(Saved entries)
^^^^
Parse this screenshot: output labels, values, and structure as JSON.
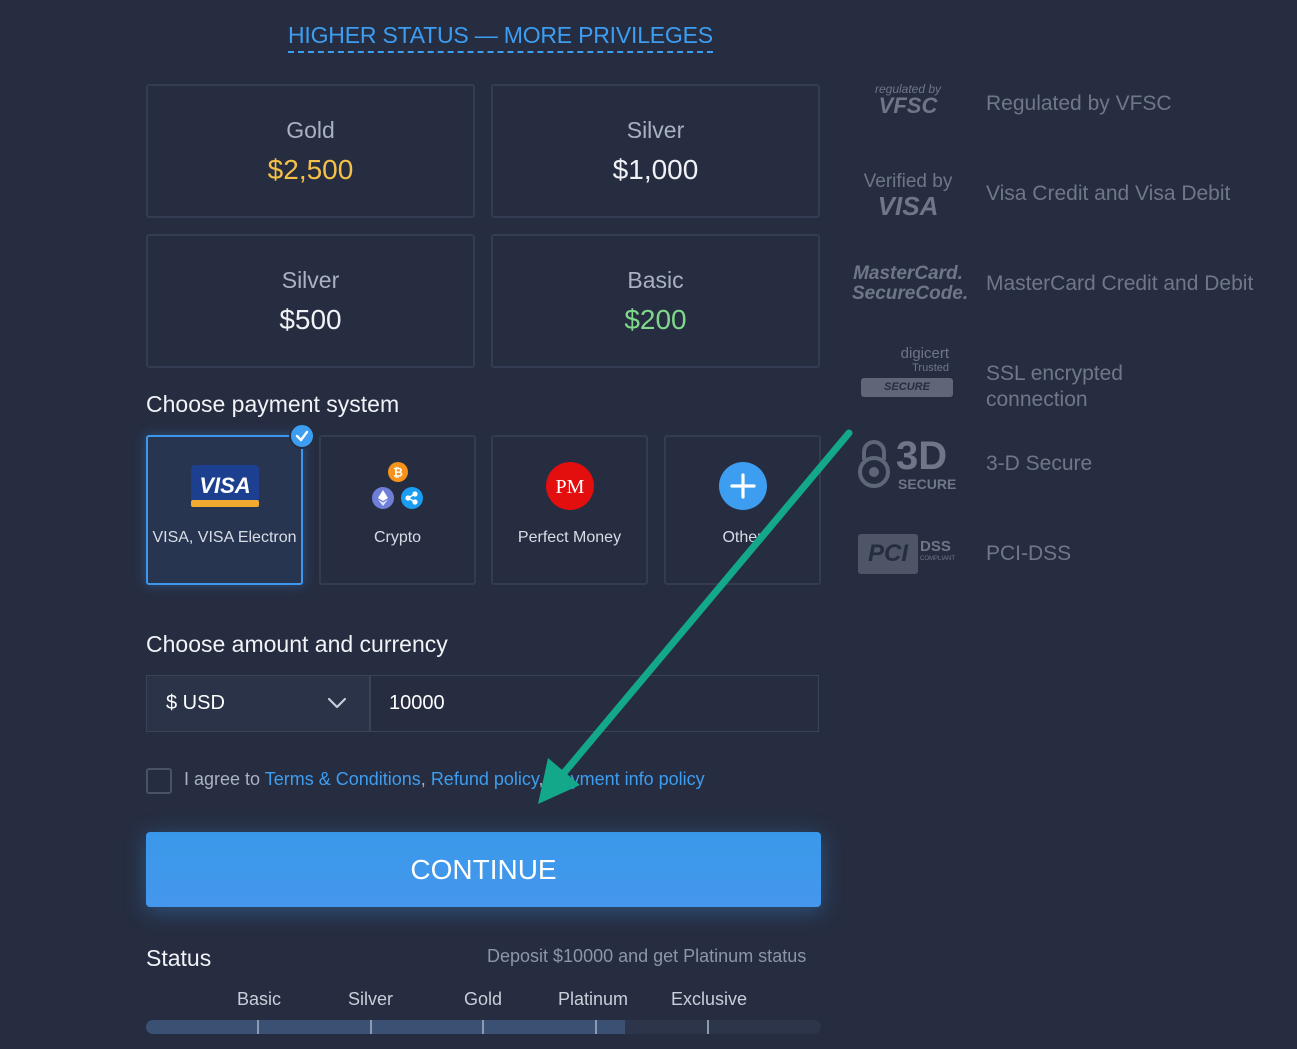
{
  "header": {
    "status_link": "HIGHER STATUS — MORE PRIVILEGES"
  },
  "tiers": [
    {
      "name": "Gold",
      "amount": "$2,500",
      "color": "#f4c046"
    },
    {
      "name": "Silver",
      "amount": "$1,000",
      "color": "#f0f2f6"
    },
    {
      "name": "Silver",
      "amount": "$500",
      "color": "#f0f2f6"
    },
    {
      "name": "Basic",
      "amount": "$200",
      "color": "#7fd88a"
    }
  ],
  "payment": {
    "title": "Choose payment system",
    "methods": [
      {
        "label": "VISA, VISA Electron",
        "icon": "visa-icon",
        "selected": true
      },
      {
        "label": "Crypto",
        "icon": "crypto-icon",
        "selected": false
      },
      {
        "label": "Perfect Money",
        "icon": "perfect-money-icon",
        "selected": false
      },
      {
        "label": "Other",
        "icon": "plus-icon",
        "selected": false
      }
    ]
  },
  "amount": {
    "title": "Choose amount and currency",
    "currency": "$ USD",
    "value": "10000"
  },
  "agree": {
    "prefix": "I agree to ",
    "terms": "Terms & Conditions",
    "sep1": ", ",
    "refund": "Refund policy",
    "sep2": ", ",
    "payment_info": "Payment info policy"
  },
  "continue_label": "CONTINUE",
  "status": {
    "title": "Status",
    "note": "Deposit $10000 and get Platinum status",
    "stages": [
      "Basic",
      "Silver",
      "Gold",
      "Platinum",
      "Exclusive"
    ],
    "progress_percent": 71
  },
  "trust": [
    {
      "label": "Regulated by VFSC",
      "icon": "vfsc-icon",
      "logo_top": "regulated by",
      "logo_main": "VFSC"
    },
    {
      "label": "Visa Credit and Visa Debit",
      "icon": "verified-by-visa-icon",
      "logo_top": "Verified by",
      "logo_main": "VISA"
    },
    {
      "label": "MasterCard Credit and Debit",
      "icon": "mastercard-securecode-icon",
      "logo_top": "MasterCard.",
      "logo_main": "SecureCode."
    },
    {
      "label": "SSL encrypted connection",
      "icon": "digicert-icon",
      "logo_top": "digicert",
      "logo_sub": "Trusted",
      "logo_main": "SECURE"
    },
    {
      "label": "3-D Secure",
      "icon": "3d-secure-icon",
      "logo_top": "3D",
      "logo_main": "SECURE"
    },
    {
      "label": "PCI-DSS",
      "icon": "pci-dss-icon",
      "logo_top": "PCI",
      "logo_main": "DSS",
      "logo_sub": "COMPLIANT"
    }
  ],
  "colors": {
    "accent": "#3d9df0",
    "background": "#262d41",
    "annotation_arrow": "#13a88a"
  }
}
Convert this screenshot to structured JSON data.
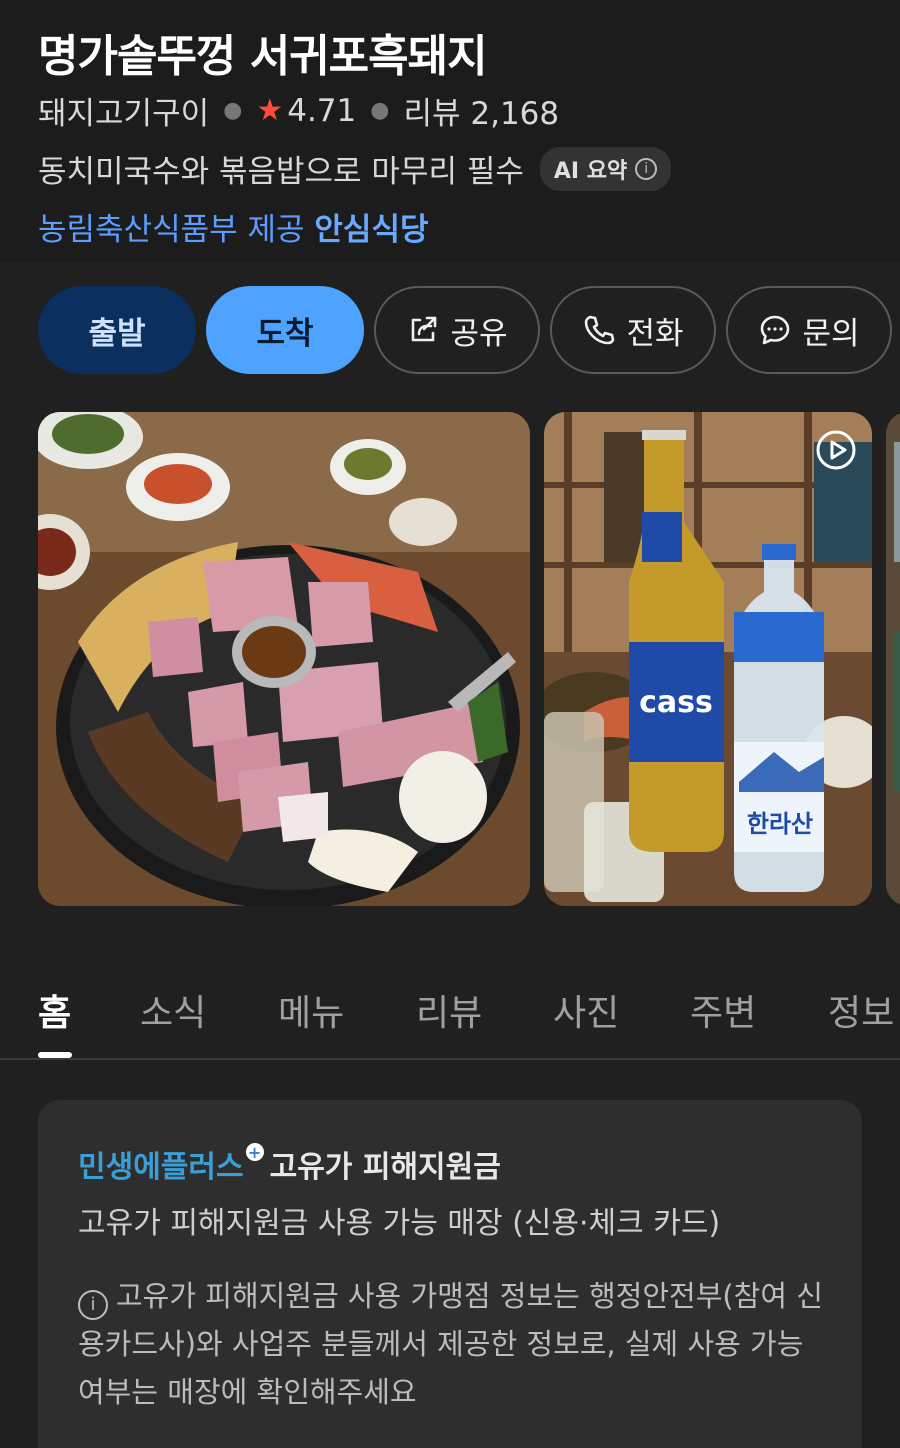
{
  "place": {
    "name": "명가솥뚜껑 서귀포흑돼지",
    "category": "돼지고기구이",
    "rating": "4.71",
    "reviews": "리뷰 2,168",
    "summary": "동치미국수와 볶음밥으로 마무리 필수",
    "ai_badge": "AI 요약",
    "cert_prefix": "농림축산식품부 제공",
    "cert_name": "안심식당"
  },
  "actions": {
    "depart": "출발",
    "arrive": "도착",
    "share": "공유",
    "call": "전화",
    "inquiry": "문의"
  },
  "tabs": [
    "홈",
    "소식",
    "메뉴",
    "리뷰",
    "사진",
    "주변",
    "정보"
  ],
  "card": {
    "brand": "민생에플러스",
    "title": "고유가 피해지원금",
    "subtitle": "고유가 피해지원금 사용 가능 매장 (신용·체크 카드)",
    "note": "고유가 피해지원금 사용 가맹점 정보는 행정안전부(참여 신용카드사)와 사업주 분들께서 제공한 정보로, 실제 사용 가능 여부는 매장에 확인해주세요"
  },
  "colors": {
    "accent": "#4da3ff",
    "depart_bg": "#0b2f5e",
    "star": "#ff4a3d",
    "cert": "#5c9dff",
    "brand": "#3b9fd6"
  },
  "icons": [
    "star-icon",
    "info-icon",
    "share-icon",
    "phone-icon",
    "chat-icon",
    "video-play-icon"
  ]
}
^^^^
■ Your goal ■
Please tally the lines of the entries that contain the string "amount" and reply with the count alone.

■ Solution for this exercise ■
6